The Sekondi High Court sentenced two defendants in the case of the four missing Takoradi girls to death on Friday.
Ruth Abakah, 19, Priscilla Blessing Bentum, 21, Ruth Love Quayson, 18, and Priscilla Koranchie, 15, were kidnapped and murdered by Samuel Udeotuk Wills and John Oji.
The victims were apprehended in various locations in the Western Region, including Kansawurodo, Butumagyebu, and Nkroful Junction in Sekondi-Takoradi.
The seven-member jury found the two defendants guilty of the felony after almost two years of deliberation.
Justice Richard Adjei-Frimpong, who presided over the proceedings, sentenced them to death by hanging.
He also stipulated that if the defendants wish to appeal the decision, they would do so within 30 days.
However, the judge’s decision was met with mixed reactions. Although some relatives were happy about it, others were still in shock.
Josephine Amo, a worried mother who was present at the High Court, expressed satisfaction with the decision in an interview.
“I am delighted with it if they would really abide by what they are saying,” she told the media during the hearings.
Francis Bentum, a relative of one of the victims, said he was unconcerned about the court’s decision.
According to him, his child is still alive because Tiwa Maame Yaa Addo Dankwah, the former head of the Criminal Investigation Department, told them that their daughters were still alive.
He accused the cops of fabricating the DNA study that proves the victims’ deaths in order to get the matter off their desk.
So far, the trip has been interesting.
Four Takoradi girls went missing between July and December 2018.
After months of fruitless checks, family, colleagues, and some locals staged a protest demanding justice on January 4, 2019.
During the rally, a concerned parent told the reporters, “The Police have not said anything to us, but we don’t know whether they are working on it or not.”

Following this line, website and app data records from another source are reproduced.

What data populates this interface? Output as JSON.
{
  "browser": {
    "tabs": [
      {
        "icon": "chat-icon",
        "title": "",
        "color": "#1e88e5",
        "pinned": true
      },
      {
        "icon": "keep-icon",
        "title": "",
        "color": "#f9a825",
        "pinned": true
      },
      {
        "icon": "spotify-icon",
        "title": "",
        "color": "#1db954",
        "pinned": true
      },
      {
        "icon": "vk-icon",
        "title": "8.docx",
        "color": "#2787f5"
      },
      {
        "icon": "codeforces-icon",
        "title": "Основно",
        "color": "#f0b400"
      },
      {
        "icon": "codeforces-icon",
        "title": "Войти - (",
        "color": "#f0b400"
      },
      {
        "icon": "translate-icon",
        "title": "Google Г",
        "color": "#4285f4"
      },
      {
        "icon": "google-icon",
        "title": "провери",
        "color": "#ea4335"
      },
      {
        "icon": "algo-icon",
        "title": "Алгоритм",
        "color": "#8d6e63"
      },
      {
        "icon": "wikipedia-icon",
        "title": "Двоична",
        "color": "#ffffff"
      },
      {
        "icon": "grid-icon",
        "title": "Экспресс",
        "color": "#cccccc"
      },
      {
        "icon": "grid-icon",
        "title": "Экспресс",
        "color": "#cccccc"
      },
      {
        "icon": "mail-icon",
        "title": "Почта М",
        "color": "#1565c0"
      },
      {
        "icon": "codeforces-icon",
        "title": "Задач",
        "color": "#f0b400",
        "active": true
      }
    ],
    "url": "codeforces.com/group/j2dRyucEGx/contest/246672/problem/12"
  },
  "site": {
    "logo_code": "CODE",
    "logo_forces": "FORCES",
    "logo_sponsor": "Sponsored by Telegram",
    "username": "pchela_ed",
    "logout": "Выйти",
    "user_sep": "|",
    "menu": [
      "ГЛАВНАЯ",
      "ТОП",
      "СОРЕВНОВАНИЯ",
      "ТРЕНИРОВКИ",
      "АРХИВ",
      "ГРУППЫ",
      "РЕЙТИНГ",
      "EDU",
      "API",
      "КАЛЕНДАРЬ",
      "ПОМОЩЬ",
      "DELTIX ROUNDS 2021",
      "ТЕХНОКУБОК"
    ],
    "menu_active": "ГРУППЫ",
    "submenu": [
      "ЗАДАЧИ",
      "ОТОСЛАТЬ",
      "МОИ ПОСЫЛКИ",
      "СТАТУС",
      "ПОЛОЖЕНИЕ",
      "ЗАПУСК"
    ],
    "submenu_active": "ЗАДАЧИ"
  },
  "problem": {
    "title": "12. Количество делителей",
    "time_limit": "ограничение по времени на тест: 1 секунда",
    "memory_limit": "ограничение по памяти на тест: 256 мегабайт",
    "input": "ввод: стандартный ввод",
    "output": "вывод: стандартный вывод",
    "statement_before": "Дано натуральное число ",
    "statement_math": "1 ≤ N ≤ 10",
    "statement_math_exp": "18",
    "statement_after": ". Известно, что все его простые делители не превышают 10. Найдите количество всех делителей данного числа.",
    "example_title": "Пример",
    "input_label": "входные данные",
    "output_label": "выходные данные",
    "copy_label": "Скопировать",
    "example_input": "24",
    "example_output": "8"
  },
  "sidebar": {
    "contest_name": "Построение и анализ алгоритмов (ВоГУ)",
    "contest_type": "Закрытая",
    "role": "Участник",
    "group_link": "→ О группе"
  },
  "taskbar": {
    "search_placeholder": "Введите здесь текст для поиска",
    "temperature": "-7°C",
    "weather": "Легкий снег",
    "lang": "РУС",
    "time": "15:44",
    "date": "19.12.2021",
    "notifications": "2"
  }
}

DCOP Vincent Redeemer Degir, the Western Regional Police Commander, held the first public news conference on the matter as a result of this. Providing information of how the kidnappings took place.
As a result, the story gained media coverage.
Takoradi residents have started a series of demonstrations to bring further attention to the saga and place pressure on the police to look into it.
Tiwa Maame Yaa Addo Dankwah, the then-head of the Criminal Investigations Department (CID), paid a visit to the families on January 26 and expressed hope for their children’s welfare.
Madam Addo Dankwa told families that the police know where the girls were at a press conference on April 2, 2019.
“We’ve served well along with the BNI and now know where the girls are. We don’t want to jeopardize their wellbeing, so I can’t reveal any information. She assured the press, “The assurance to the family is that they can carry on carrying on.”
That, though, was not to be the case. The girls’ parents accused her of deceiving them.
The girls’ bones were found in a septic tank in the house of the prime perpetrator, Samuel Udeotuk Wills, by police who were also looking for them.
A DNA examination later proved that they were indeed the girls’ bones.
After years of court hearings, Inspector-General of Police (IGP) James Oppong-Boanuh claimed that suspects Samuel Udeotuk Wills and John Oji denied kidnapping the children.